§ The task
With the entries below as the source, tally the lines that contain the string "携手行动" and give the number only.

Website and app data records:
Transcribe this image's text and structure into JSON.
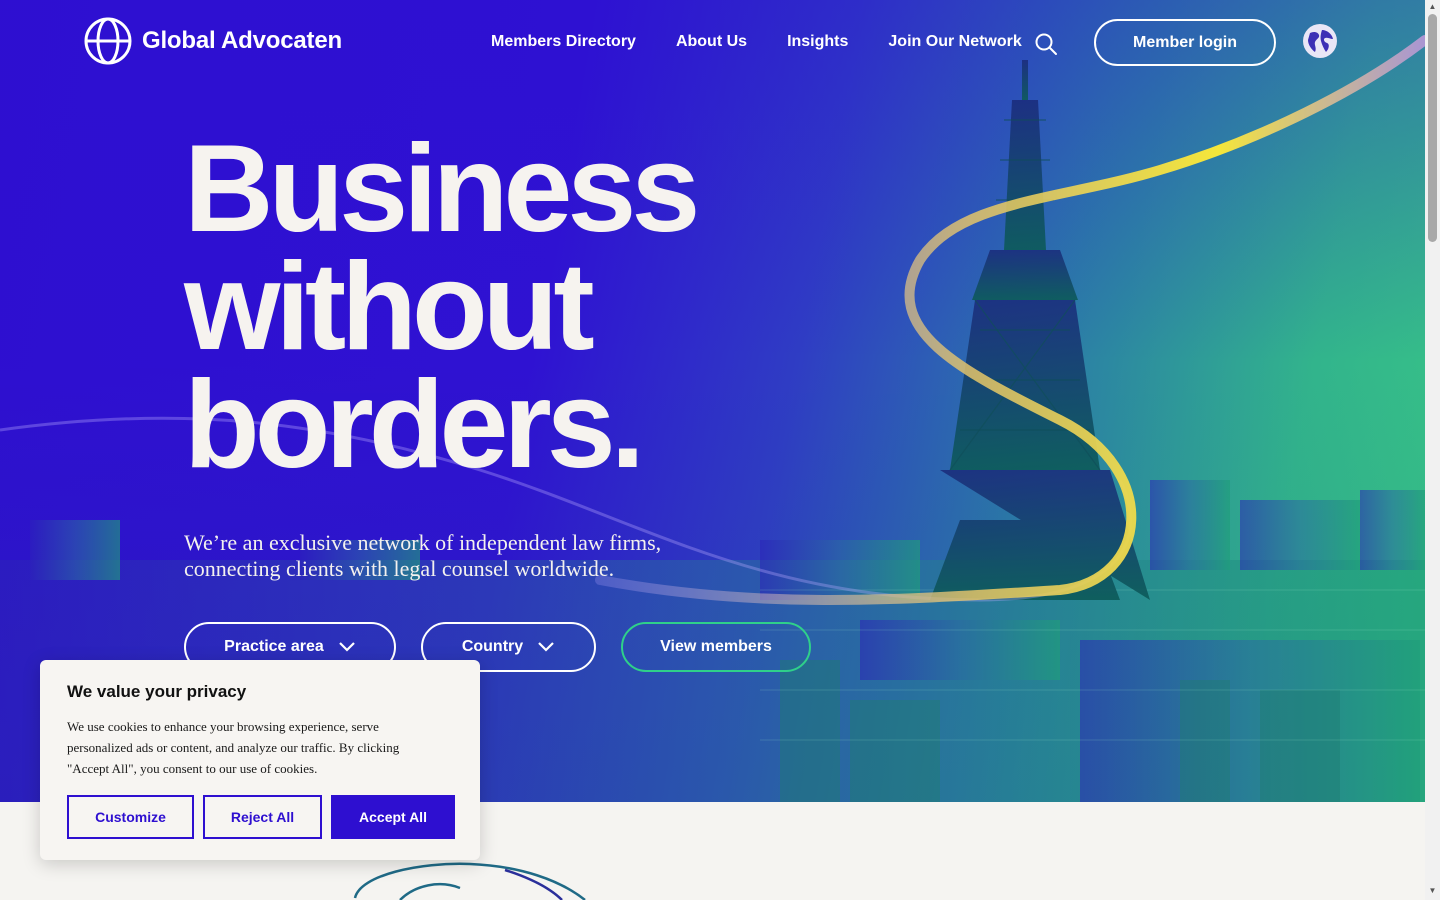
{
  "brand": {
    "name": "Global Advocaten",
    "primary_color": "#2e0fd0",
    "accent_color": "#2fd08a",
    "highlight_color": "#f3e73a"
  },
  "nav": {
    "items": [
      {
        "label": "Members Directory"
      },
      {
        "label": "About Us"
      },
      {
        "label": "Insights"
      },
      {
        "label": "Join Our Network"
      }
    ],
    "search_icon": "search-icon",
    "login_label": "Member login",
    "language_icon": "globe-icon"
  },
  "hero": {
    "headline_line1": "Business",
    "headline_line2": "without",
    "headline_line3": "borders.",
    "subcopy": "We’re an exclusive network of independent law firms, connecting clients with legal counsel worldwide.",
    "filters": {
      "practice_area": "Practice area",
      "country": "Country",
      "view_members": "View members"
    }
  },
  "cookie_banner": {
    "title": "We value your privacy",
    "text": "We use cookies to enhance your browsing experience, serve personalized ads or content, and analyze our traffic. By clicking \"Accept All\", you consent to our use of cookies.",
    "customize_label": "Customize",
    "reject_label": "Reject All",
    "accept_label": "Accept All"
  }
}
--
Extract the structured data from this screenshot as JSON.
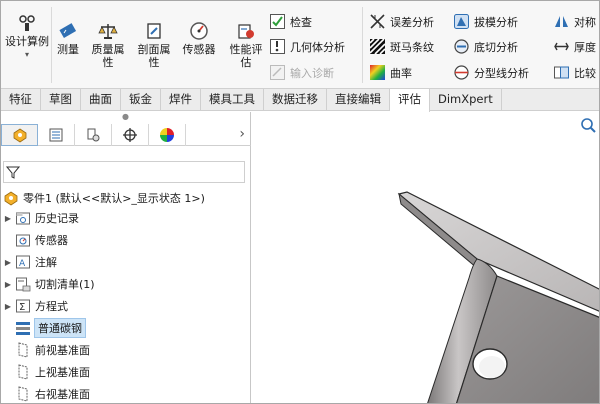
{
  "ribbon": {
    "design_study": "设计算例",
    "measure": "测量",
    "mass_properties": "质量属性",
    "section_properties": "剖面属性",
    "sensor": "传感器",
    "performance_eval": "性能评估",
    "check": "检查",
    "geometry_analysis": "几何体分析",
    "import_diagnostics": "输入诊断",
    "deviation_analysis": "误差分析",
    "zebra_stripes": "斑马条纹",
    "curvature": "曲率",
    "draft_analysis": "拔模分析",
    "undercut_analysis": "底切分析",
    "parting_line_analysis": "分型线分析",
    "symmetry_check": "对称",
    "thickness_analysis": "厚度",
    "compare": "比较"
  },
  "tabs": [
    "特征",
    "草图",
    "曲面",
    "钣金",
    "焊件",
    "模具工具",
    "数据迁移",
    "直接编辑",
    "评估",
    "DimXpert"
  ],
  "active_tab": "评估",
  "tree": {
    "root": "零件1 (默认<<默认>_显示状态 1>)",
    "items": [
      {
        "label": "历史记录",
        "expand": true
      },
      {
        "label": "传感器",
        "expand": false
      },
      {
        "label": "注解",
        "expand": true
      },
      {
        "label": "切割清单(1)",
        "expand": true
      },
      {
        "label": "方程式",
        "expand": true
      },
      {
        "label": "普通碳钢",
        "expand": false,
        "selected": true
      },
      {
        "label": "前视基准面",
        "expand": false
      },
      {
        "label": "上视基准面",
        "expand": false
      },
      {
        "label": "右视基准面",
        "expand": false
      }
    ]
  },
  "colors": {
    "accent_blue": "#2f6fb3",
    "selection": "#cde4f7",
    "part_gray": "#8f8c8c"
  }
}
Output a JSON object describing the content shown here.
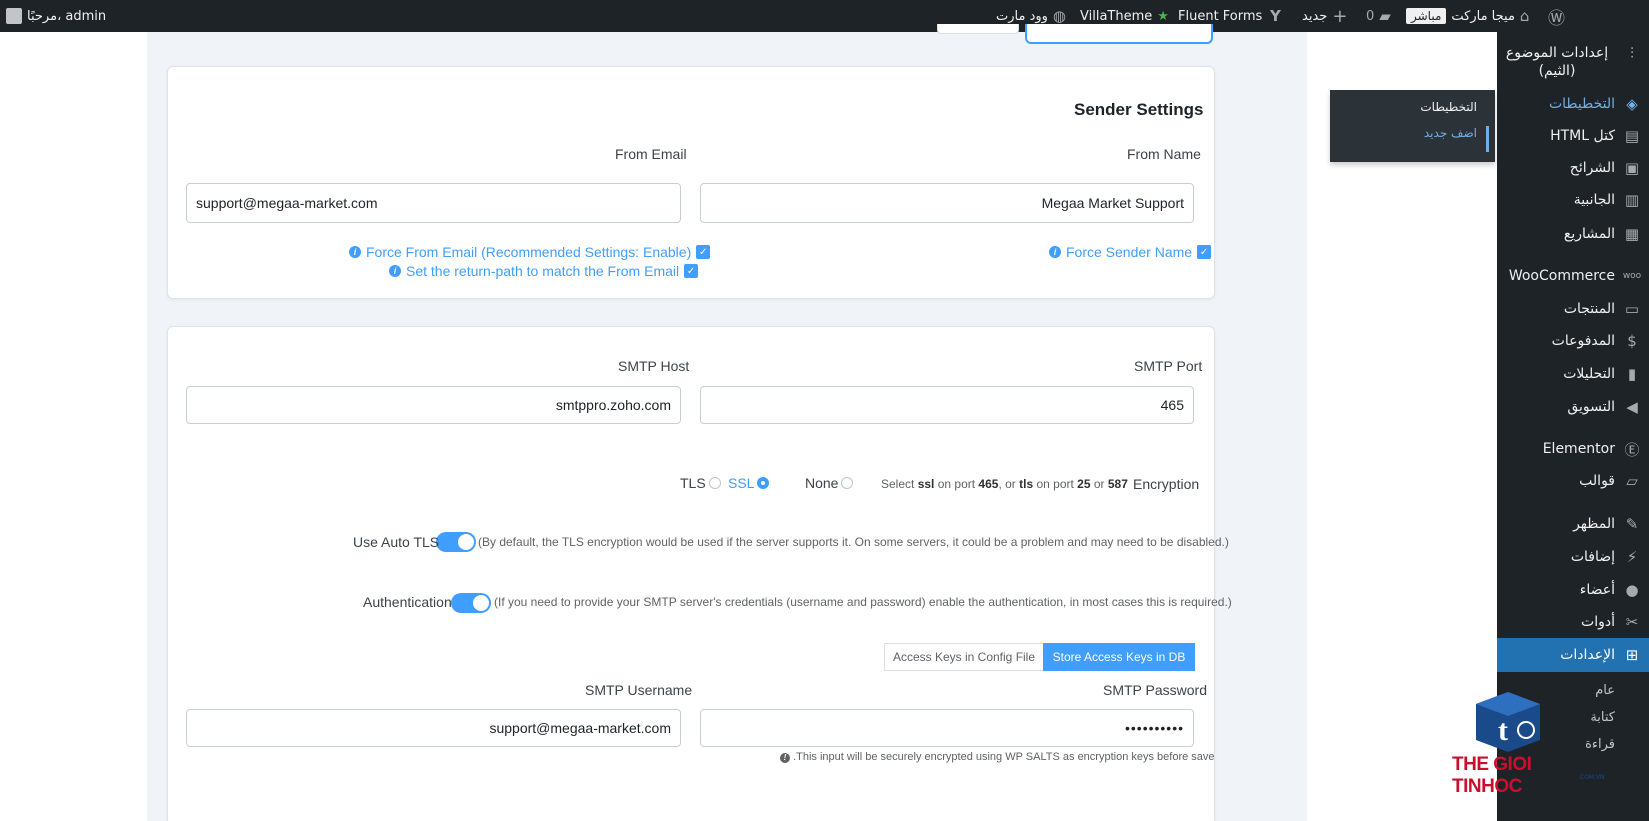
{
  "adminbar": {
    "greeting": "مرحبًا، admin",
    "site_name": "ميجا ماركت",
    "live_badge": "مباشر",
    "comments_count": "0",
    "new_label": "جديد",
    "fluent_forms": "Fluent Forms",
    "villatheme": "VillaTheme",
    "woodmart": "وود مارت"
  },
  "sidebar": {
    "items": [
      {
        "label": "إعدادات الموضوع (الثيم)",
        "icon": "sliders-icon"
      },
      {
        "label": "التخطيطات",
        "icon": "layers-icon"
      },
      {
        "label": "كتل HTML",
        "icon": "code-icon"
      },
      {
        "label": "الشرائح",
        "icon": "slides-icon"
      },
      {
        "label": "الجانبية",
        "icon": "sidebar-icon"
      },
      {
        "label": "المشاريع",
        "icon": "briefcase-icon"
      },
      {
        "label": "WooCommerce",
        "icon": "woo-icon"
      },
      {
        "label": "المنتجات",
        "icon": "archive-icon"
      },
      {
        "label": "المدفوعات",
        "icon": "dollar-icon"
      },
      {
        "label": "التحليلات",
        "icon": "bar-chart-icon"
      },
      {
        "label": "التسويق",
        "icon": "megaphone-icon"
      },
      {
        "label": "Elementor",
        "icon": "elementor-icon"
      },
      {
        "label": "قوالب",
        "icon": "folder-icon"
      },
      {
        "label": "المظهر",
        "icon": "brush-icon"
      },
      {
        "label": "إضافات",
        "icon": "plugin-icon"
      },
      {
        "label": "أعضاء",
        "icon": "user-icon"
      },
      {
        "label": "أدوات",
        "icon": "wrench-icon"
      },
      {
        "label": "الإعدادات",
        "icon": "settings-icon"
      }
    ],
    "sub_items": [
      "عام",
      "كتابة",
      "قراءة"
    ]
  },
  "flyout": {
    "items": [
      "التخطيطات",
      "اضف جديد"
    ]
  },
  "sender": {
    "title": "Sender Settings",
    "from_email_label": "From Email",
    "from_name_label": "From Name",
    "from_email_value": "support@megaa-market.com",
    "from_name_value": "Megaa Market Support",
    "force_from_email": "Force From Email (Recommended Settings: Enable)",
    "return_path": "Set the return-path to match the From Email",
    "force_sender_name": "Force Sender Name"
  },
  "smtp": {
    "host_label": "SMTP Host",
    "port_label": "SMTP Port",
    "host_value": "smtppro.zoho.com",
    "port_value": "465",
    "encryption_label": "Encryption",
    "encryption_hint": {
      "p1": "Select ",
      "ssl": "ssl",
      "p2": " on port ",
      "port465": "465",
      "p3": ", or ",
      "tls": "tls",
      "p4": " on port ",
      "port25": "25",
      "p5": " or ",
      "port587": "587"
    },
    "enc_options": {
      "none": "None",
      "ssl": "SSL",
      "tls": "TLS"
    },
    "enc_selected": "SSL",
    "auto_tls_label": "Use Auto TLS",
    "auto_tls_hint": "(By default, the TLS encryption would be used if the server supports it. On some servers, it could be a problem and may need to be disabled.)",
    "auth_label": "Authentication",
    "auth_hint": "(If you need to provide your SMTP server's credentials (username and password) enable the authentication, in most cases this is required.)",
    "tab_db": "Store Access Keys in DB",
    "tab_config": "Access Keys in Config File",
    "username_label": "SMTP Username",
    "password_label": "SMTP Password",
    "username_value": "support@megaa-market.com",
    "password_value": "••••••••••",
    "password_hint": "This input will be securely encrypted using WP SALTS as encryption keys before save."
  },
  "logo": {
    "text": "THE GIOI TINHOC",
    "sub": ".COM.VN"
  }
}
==
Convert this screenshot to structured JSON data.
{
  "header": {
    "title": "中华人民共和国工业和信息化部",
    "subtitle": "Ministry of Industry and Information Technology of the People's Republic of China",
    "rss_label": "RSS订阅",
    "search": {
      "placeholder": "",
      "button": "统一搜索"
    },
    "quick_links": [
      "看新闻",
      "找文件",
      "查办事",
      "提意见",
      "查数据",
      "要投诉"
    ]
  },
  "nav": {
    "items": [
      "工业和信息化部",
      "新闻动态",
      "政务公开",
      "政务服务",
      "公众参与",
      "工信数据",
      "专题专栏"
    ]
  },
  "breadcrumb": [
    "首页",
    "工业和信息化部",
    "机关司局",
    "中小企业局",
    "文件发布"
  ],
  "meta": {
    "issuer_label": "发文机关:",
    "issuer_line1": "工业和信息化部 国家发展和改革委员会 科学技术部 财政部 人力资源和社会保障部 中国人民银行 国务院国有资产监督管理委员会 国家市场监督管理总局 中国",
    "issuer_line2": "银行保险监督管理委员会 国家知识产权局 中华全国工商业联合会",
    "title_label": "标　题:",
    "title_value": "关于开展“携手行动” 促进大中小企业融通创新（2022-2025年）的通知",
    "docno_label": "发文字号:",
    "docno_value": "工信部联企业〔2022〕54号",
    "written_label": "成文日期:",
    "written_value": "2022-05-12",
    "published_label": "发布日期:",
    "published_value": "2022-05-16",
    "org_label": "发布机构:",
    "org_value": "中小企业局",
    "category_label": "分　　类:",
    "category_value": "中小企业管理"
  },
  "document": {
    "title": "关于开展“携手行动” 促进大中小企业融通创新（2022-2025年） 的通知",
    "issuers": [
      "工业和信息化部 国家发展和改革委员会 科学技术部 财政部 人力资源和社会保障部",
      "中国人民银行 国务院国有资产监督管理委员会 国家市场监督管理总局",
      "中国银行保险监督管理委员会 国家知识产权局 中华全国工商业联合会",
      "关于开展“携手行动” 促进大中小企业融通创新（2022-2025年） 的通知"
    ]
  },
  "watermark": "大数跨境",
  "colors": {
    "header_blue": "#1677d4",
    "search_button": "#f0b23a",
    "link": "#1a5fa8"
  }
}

§ Task result
3